2008 Eleanor Venture Recipient: Kenneth Benson

Destination: Northeastern United States

IMGP0011_edited-1Highlights of My Trip

By Kenneth Benson

I am an International Baccalaureate teacher of American history at Niwot High School. I had heard about the Eleanor Venture travel grant and had wanted to visit the famous places of our nation’s past for sometime. I knew about our heritage through teaching, but to actually stand where our forefathers stood was a dream come true.

The first stop was Philadelphia, the nation’s first official capital. I toured the city during the day. It has an amazing historic area – 4 blocks by 4 blocks – very walkable and really quite nice. The highlight for me was the National Constitution Center which has elaborate multimedia presentations dedicated to the history of the US constitution. I was so impressed by the various exhibits and performances. I also toured Independence Hall, the Liberty Bell museum, Franklin Court, the Betsy Ross house and many more historic sites. Of course, I DSC01397-1couldn’t do this on an empty stomach, so I let a Philly cheese steak take care of any hunger pangs.

I then headed to Massachusetts where I stayed just outside of Boston. I enjoyed the history of Lexington and Concord with a bus tour through those two towns. It was great seeing the Lexington Green where it all started, then the Old North Bridge in Concord where it continued. There was a “multimedia presentation” about the whole saga and what I never knew was how much carnage there was on the way back to Boston as more and more rebels joined the cause. My condominium was right along that path and just a couple blocks from the Jason Russell house – an important part of the battle in Menotomy (now called Arlington). There is so much history in Boston, and it lends itself quite well to the casual traveler with the 2.5 mile Freedom Trail. I was able to see Bunker Hill, Faneuil Hall and many other iconic monuments.

I then headed to Plymouth where I had a tour of the Mayflower II, a replica of the original ship from 1620. I then went to Plimoth Plantation, a recreation of the original settlement and accompanying Wamponoag natives. I was quite impressed by the original settlers and not surprised by both acts of kindness and brutality they showed their neighbors. Some natives were kidnapped and brought back to England as “curiosities”, for example.

Next, I headed north to Saratoga Springs where I toured the battlefields at Saratoga National Historic Battlefield. It was quite a place – I walked 4.2 miles on the Wilkinson trail which covers the northern third of the park. It was a perfect day for a hike – almost flawless except for the 5 hitchhiking ticks! I had to let them go.

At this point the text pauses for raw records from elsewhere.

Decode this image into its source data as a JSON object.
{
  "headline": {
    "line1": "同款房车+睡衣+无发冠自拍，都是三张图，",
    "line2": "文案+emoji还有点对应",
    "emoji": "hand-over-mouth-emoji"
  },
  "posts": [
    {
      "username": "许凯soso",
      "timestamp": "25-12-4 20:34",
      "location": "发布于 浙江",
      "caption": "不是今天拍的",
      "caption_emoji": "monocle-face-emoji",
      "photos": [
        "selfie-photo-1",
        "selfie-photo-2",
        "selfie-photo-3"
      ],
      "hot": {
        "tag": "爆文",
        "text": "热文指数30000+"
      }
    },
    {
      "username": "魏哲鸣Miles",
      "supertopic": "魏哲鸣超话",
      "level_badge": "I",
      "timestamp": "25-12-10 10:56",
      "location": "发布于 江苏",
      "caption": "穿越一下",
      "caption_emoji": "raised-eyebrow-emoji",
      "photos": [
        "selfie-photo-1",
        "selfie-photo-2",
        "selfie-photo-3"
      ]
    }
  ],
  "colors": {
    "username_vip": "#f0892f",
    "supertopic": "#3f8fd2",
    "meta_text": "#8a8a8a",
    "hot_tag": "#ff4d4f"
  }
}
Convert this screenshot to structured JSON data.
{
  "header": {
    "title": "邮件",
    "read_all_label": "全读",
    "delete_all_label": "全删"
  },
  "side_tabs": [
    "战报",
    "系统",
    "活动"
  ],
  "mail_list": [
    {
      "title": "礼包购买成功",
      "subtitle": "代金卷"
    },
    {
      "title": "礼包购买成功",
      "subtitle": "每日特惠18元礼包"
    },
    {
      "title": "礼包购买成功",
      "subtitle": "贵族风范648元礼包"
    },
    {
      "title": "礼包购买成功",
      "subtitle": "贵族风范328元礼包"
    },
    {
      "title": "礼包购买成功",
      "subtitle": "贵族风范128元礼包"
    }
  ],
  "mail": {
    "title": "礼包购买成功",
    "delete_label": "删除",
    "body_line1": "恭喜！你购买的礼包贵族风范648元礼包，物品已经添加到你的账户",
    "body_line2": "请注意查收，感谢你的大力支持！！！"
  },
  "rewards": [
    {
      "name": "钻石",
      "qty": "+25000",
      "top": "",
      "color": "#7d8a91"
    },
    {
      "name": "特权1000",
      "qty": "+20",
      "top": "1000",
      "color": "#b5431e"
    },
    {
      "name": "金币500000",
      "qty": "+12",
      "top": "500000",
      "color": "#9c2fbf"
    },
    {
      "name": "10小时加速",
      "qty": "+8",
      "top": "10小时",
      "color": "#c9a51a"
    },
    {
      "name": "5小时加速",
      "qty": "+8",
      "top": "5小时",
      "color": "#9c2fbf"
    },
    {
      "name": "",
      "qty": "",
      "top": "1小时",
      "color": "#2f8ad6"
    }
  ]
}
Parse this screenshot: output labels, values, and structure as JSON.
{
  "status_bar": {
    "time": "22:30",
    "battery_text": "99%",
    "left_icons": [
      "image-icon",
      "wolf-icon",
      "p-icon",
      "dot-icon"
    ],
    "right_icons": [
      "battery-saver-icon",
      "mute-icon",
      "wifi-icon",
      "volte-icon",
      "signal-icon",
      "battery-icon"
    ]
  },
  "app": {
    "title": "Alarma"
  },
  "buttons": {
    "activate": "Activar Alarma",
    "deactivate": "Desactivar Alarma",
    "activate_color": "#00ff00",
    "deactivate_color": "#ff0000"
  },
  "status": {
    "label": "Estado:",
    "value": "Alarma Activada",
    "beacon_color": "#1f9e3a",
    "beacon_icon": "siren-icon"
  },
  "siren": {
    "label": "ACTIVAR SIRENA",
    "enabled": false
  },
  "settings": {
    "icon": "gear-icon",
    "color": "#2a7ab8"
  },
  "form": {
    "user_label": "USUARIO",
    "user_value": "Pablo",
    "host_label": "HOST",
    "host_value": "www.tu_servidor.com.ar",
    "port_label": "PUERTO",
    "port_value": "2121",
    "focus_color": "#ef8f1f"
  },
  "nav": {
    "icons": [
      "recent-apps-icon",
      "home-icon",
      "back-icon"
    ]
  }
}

The battle at Saratoga is best known for being the turning point of the Revolutionary War due to a combination of skill, cunning and a bit of luck thrown in. Once the battle had been won by the Americans in October, 1777 we were able to convince the French to declare war on the British. This was vital to our overall victory which would take another 4 years to achieve. I cover a lot of the American Revolution in my class, and this is one of those points in our history that is so poignant yet is so often overlooked.DSC01594

After Saratoga, I headed south along the Hudson to the little town of Fishkill. (“Kill” is river in Dutch, by the way). Fishkill is close to Poughkeepsie and Hyde Park, the home of our longest serving president, Franklin Delano Roosevelt. I toured his home and adjacent presidential library, both being extremely interesting. He had a lift in his home which he operated on his own strength using ropes and pulleys. He would not let his paralysis interfere with success, even in his own home. It is also interesting to note that FDR’s library was the first presidential library and the only one that was in operation during the tenure of a sitting president.

After my stay near Hyde Park I did another long drive down to the D.C. area for my longest visit. So far, the days have been packed with museums, homes of famous people, monuments, and a lot of walking! I had been to many sites by this point, but the two highlights had to be Mt. Vernon (George Washington’s home) and the National Archives. Mt. Vernon is an incredible place, not just for what it is, but what they have done with it. The estate itself is 8000 acres and has trails throughout the property. There are nice views of the Potomac from Washington’s back yard, trails down to a wharf on the river itself and see how the slaves lived and worked in the farms. The visitor center, education center and museum are all extremely well done. There is even an exhibit about Washington’s dental hygiene including his real dentures made of human teeth, horse teeth and lead.

The National Archives building is a history teacher’s heaven. Most tourists go to see the original “Freedom Documents” (The Declaration of Independence, Constitution and Bill of Rights) but for me, it was all the small exhibits that made it so amazing. I had never heard Teddy Roosevelt’s voice before this visit, for example. I also loved some of the video of presidents being candid at the podium – remember Bush Senior’s dislike for broccoli? It made me chuckle. I also managed to find some amazing primary source material for the classroom.

Before I knew it, I was back to NYC to catch my flight back to Denver. I gained so much knowledge about our nation’s history, but more importantly, I became more energized than ever about my job and teaching young people about our history. I brought back with me not just new ideas and tangible lessons for the classroom, but a new sense of what it means to be American and all the sacrifices that came before to give us what we have today.